I’m surprised to find that Daniel Lazare’s article does not mention the three reasons I have for being vegetarian: a) good hygienic practice, b) conservation of energy, c) risk assessment.

There have been far too many examples of feed lots, fish farms, and poultry barns yielding diseased or highly toxic product. In addition animals are concentrators of heavy metals, pesticides and pathogens.

The conservation of energy principle suggests that eating low on the food chain requires less energy to metabolize food and leaves more energy for action. Our bodies are not food processing plants but sources of energy.

Living life today has to involve risk assessment. Our culture is over-medicated and looking for the perfect antacid. It’s not a question of how long you’ll live but how are you feeling. If you have faith, trust in the gods; otherwise, play the odds and eat vegetarian.

Tom Aylward

Sonoita , Arizona

Feb 21 2007 - 3:13pm

L'Étranger

Patricia Williams' article is the cleanest and most articulate piece I've yet read on the protean Sen. Obama.

Having said that, though, some of the readers' responses go a long way towards proving what Ms. Williams states in the article:

Lauren Donnellan, for instance (and she's probably a kind of paradigmatic "liberal," in this): On exactly what authority has Ms. Donnellan come to teach us that "not everything said about race is 'racist'"? And how exactly is transcendence of race (say, as Sen. Biden clumsily formulated it) in Sen. Obama's campaign a true or a good thing?

Criticism of this "transcendence" has nothing to do with charity--charity be damned- -but has everything to do with the hard facts of REAL experience. Quite a lot of us are chained down here on American ground to a host of particulars: in work, housing, health care, political empowerment, and so on. The hard data on each of these particulars, the very distinct and ugly reality they convey, make irrelevant all modish, abstract discussions of race-as-identity. (And this talk of the "self-identified" black man is even richer than Biden's "clean and articulate"!)

Some are stung by the criticisms of Biden's remark because they are SURE it's only a compliment to Obama, however clumsy. But Biden's happy storybook example of the "articulate" black man stinks of tokenism and essentialism. Many of us--certainly others among that class of "clean & articulate" blacks--took Biden's "compliment" in the same way we've taken every such "compliment" offered with due charity from whites.

It is not Biden's place to mark out the salvagable portion among the great unwashed African-American, to note Obama as a fine specimen: I mean, he's offering this "praise" to his better (let's be honest)--So where does he draw the nerve, if not from the lazy, racist core of white "objectivity"?

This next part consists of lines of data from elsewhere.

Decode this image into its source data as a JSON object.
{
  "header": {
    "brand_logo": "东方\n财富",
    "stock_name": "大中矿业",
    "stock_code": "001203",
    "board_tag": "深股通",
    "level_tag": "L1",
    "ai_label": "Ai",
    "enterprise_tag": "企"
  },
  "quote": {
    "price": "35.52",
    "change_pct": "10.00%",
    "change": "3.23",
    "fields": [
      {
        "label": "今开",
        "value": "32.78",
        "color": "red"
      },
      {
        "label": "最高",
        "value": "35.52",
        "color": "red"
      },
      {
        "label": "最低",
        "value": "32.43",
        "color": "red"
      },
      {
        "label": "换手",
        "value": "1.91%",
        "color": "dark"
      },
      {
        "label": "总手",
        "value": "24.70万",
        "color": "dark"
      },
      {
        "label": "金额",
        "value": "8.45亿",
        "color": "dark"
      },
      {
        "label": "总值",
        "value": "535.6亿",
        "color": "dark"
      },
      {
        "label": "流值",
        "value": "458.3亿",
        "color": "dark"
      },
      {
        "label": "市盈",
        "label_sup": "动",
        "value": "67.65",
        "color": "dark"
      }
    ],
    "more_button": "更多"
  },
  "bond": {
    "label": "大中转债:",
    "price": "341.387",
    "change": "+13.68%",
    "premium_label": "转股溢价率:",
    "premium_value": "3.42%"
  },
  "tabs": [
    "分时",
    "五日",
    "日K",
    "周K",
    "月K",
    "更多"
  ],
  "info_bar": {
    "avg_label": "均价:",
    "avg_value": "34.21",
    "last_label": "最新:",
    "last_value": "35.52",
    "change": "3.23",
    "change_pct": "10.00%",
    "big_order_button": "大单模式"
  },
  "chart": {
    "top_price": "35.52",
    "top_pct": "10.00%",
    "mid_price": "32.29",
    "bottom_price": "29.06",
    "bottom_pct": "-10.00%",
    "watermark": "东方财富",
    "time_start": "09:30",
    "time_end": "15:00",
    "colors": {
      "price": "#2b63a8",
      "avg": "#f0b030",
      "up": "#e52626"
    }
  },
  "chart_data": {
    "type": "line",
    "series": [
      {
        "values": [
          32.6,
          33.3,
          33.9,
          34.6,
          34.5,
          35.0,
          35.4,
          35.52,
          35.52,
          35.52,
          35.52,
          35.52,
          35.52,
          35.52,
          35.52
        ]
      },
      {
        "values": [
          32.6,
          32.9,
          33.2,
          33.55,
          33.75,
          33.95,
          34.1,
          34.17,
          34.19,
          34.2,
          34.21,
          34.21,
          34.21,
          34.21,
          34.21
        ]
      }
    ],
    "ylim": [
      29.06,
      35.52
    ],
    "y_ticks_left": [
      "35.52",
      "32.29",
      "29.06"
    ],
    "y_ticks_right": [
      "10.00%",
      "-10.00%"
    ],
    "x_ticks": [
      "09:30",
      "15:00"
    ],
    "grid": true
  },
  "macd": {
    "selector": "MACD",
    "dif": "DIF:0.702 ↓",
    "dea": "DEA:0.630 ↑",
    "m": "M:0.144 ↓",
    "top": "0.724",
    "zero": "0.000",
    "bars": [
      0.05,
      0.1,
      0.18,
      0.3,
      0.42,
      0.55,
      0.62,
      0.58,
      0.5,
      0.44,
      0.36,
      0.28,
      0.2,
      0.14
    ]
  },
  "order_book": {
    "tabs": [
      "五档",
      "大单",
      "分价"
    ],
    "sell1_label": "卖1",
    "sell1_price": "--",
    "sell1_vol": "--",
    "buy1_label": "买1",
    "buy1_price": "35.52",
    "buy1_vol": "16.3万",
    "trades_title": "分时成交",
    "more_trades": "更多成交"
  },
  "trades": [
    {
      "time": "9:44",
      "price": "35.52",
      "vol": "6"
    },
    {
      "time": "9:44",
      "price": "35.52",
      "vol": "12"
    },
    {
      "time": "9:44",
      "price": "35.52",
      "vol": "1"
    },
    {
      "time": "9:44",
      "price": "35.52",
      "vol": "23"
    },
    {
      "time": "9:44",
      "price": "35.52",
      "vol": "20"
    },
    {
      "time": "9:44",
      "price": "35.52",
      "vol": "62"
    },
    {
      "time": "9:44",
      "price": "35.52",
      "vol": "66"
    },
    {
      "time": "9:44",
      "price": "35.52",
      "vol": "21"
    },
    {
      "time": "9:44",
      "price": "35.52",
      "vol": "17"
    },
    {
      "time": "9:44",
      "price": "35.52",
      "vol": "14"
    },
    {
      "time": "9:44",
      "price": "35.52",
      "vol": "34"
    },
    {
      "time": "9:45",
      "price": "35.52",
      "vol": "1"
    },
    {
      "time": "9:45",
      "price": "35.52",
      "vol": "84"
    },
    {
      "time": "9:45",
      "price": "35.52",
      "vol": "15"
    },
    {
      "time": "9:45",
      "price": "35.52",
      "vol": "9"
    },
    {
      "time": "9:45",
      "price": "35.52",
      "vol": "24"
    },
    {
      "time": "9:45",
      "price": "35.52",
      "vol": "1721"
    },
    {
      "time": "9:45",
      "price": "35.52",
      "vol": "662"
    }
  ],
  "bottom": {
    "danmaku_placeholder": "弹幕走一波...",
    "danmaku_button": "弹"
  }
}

Transcendence of race is an antique trope; a primitive, stupid notion which has no place in 21st century socio-political theory or policy. When I think of racial transcendence, I think of Desdemona's declaring that she "saw Othello’s visage in his mind,/And to his honours and his valiant parts/Did I my soul and fortunes consecrate." Or of William Blake's "Little Black Boy" in Songs Of Innocence, who anticipates shunting off the cloud of blackness on his death, to shine white in Heaven...

On the other hand, Chris Kruger's parsing of the Reagan Democrat phenomenon, of the defection of "ideologically progressive white males" from the "Balkanized" Left is as convenient and selfish and slippery as...a Reagan Democrat.

Yes, I know it's common wisdom--like a bedtime story you've heard a million times but can't get enough of; but where you see stung idealists alienated by militant minorities, I see quislings and opportunists and an orgy of self-interest.

The post-Reconstruction "Redeemers" of the last quarter of the 19th century rose a century later in the form of Reagan Democrats, and since then also the plague of DLC (Repub-lite) types who lament old hassles over the knotty issue of race.

But I don't believe that concern over race and racism is self-interest--quite the opposite: the rush to *abdicate* public concern over race and racism is the assertion of self-interest ($$$) over general social or political well-being. And it'll be interesting to see how tenable Obama will find race-transcendence to be...

Greg Little

North Plainfield, New Jersey

Feb 21 2007 - 1:34pm